Use this checklist to make sure your virtual meetings and presentations are accessible.

In response to the rapid demand for telework, PEAT is partnering with the Global Initiative for Inclusive ICTs (G3ict) and the International Association of Accessibility Professionals (IAAP) to offer a series of free webinars as resources to support remote working accessible environments.

For some, conducting business from home may be a new adventure, while others are veterans of remote work. Regardless of experience, it can be helpful for us all to think through approaches to teleworking to ensure that we are both effective and content when working from our home offices.

With telework comes the importance of ensuring that your meeting platforms support full accessibility for people with disabilities. Luckily, the process for selecting an accessible meeting platform matches the process for choosing any other technology.

Many employers and employees have shifted to telework. PEAT is here to help with the transition to ensure your digital communications and platforms are as accessible as possible for everyone, including people with disabilities.

With the rapid rise of telework, the PEAT team recognizes it’s more important than ever to make sure virtual presentations are accessible. These efforts allow all participants, particularly people with disabilities, to effectively engage with presented content.

Gregg Vanderheiden, Executive Director of the Trace R&D Center at the University of Maryland and Co-Director of Raising the Floor, discusses how employers can find and select accessible workplace technology. Gregg also introduces us to Morphic, an innovative operating system extension that makes assistive technologies and settings show up on any computer a person needs to use. 

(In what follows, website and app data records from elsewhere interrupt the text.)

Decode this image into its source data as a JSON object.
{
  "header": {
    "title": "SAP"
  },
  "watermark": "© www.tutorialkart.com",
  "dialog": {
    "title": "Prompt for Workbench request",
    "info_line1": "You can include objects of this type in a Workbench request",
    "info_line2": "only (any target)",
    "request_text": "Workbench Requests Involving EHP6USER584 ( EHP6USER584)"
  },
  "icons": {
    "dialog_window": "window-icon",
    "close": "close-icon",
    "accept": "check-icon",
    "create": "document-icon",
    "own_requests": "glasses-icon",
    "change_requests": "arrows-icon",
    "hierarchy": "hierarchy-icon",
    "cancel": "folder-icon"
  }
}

Reyma McDeid, Executive Director of the Central Iowa Center for Independent Living (CICIL), discusses how employers can address their business needs and meet those needs by hiring a diverse workforce, including people with disabilities.

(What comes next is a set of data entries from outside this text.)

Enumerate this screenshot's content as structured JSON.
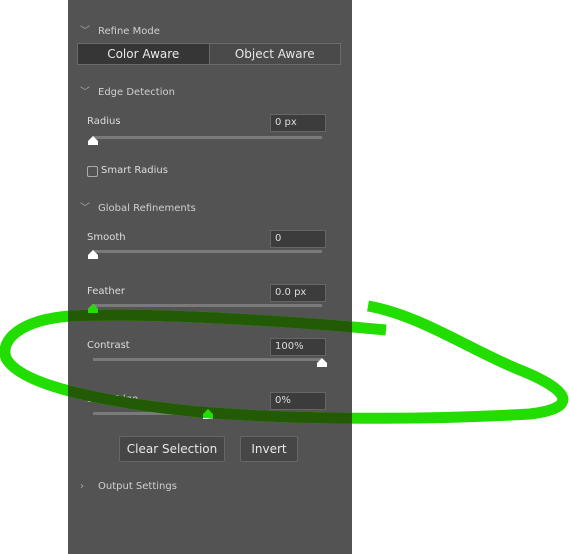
{
  "refine_mode": {
    "title": "Refine Mode",
    "options": [
      "Color Aware",
      "Object Aware"
    ],
    "selected": "Color Aware"
  },
  "edge_detection": {
    "title": "Edge Detection",
    "radius": {
      "label": "Radius",
      "value": "0 px",
      "fraction": 0
    },
    "smart_radius": {
      "label": "Smart Radius",
      "checked": false
    }
  },
  "global_refinements": {
    "title": "Global Refinements",
    "smooth": {
      "label": "Smooth",
      "value": "0",
      "fraction": 0
    },
    "feather": {
      "label": "Feather",
      "value": "0.0 px",
      "fraction": 0
    },
    "contrast": {
      "label": "Contrast",
      "value": "100%",
      "fraction": 1
    },
    "shift_edge": {
      "label": "Shift Edge",
      "value": "0%",
      "fraction": 0.5
    }
  },
  "buttons": {
    "clear": "Clear Selection",
    "invert": "Invert"
  },
  "output_settings": {
    "title": "Output Settings"
  },
  "annotation_color": "#22dd00"
}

As in previous years, CES 2020 showcased promising technologies for expanding employment success for people with disabilities in the workplace. This year, one exciting difference we noticed among many of the next-generation technologies on display was a greater focus on creating technology to optimize and personalize spaces for a wide range of users.

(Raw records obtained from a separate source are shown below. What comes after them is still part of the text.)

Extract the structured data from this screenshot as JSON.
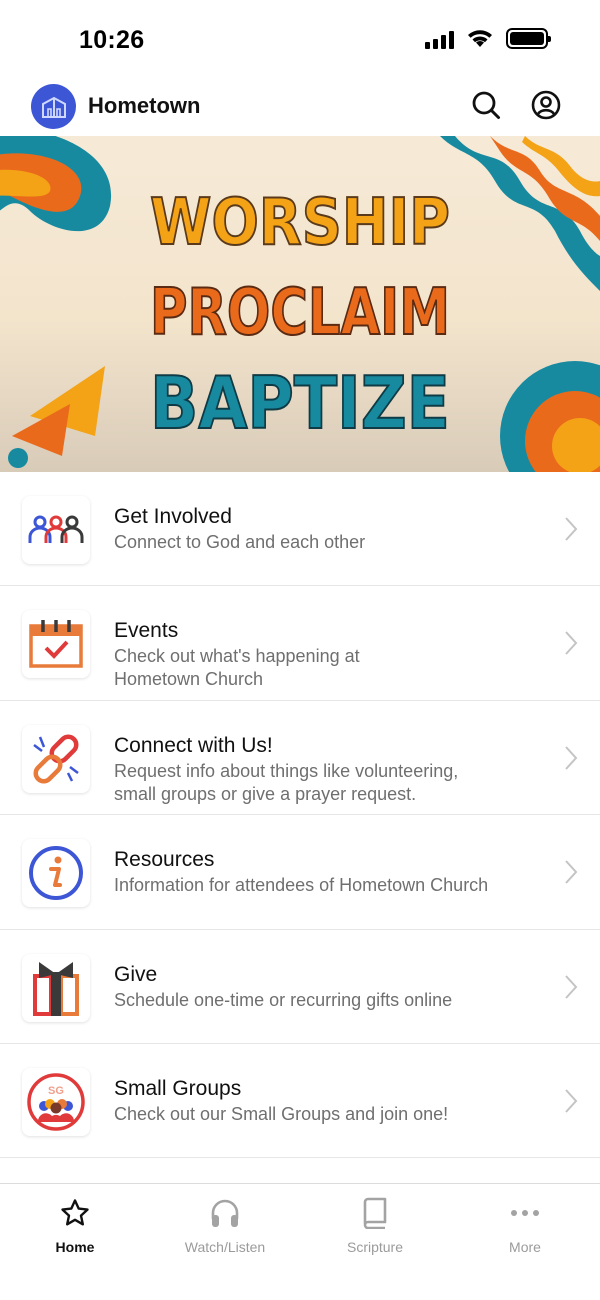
{
  "status_bar": {
    "time": "10:26"
  },
  "header": {
    "title": "Hometown",
    "logo_color": "#3d56d6"
  },
  "banner": {
    "lines": [
      "WORSHIP",
      "PROCLAIM",
      "BAPTIZE"
    ],
    "colors": {
      "line1": "#f4a216",
      "line2": "#ea6a1c",
      "line3": "#178aa0",
      "background": "#f6e9d4"
    }
  },
  "items": [
    {
      "title": "Get Involved",
      "subtitle": "Connect to God and each other",
      "icon": "people-group-icon"
    },
    {
      "title": "Events",
      "subtitle_line1": "Check out what's happening at",
      "subtitle_line2": "Hometown Church",
      "icon": "calendar-check-icon"
    },
    {
      "title": "Connect with Us!",
      "subtitle_line1": "Request info about things like volunteering,",
      "subtitle_line2": "small groups or give a prayer request.",
      "icon": "broken-link-icon"
    },
    {
      "title": "Resources",
      "subtitle": "Information for attendees of Hometown Church",
      "icon": "info-icon"
    },
    {
      "title": "Give",
      "subtitle": "Schedule one-time or recurring gifts online",
      "icon": "gift-icon"
    },
    {
      "title": "Small Groups",
      "subtitle": "Check out our Small Groups and join one!",
      "icon": "small-groups-icon",
      "badge": "SG"
    }
  ],
  "tabs": [
    {
      "label": "Home",
      "icon": "star-icon",
      "active": true
    },
    {
      "label": "Watch/Listen",
      "icon": "headphones-icon",
      "active": false
    },
    {
      "label": "Scripture",
      "icon": "book-icon",
      "active": false
    },
    {
      "label": "More",
      "icon": "more-dots-icon",
      "active": false
    }
  ]
}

Joel Ward, Technology Strategist and AR Product Manager for Booz Allen Hamilton, discusses the current and future impact of XR on workplace training and how the XR Access initiative is working to make virtual, mixed, and augmented realities accessible.

Throughout 2020, PEAT is exploring the role that technology can play in breaking down barriers to employment and ensuring accessibility, equality, and opportunity for all. Please join us!

Accessibility means that everyone can use the exact same technology as anyone else—regardless of whether they can manipulate a mouse, how much vision they have, how many colors they can see, how much they can hear, or how they process information. Accessible technology adds layers into computer operating systems, mobile phones, and more to allow people with disabilities to access the same information as everyone else.

X-Reality (XR), also known as extended reality, is an umbrella term to describe virtual, augmented, and mixed reality technologies. X-Reality is changing the way we interact with the world around us and will, undoubtedly, shape the future of work.

Autonomous vehicles (AV), also referred to as driverless or self-driving vehicles, have the potential to revolutionize transportation and make sweeping changes to the way people interact with the world around them. AV technology can alter the where, when, and how of transportation, for both personal and commercial purposes. Already being used in some cities, technology corporations and manufacturers are planning for the wide-spread production and use of these vehicles within the next few decades.

The use of artificial intelligence (AI) and automated technologies is changing workplaces. Although data analytics and automation are not new, AI technology has advanced rapidly in recent years alongside innovations in algorithms, data volume, and computing power. AI-powered platforms are now used to screen job applicants, streamline the application process, and provide on-the-job training. AI is also powering exciting innovations in assistive technology for people with disabilities.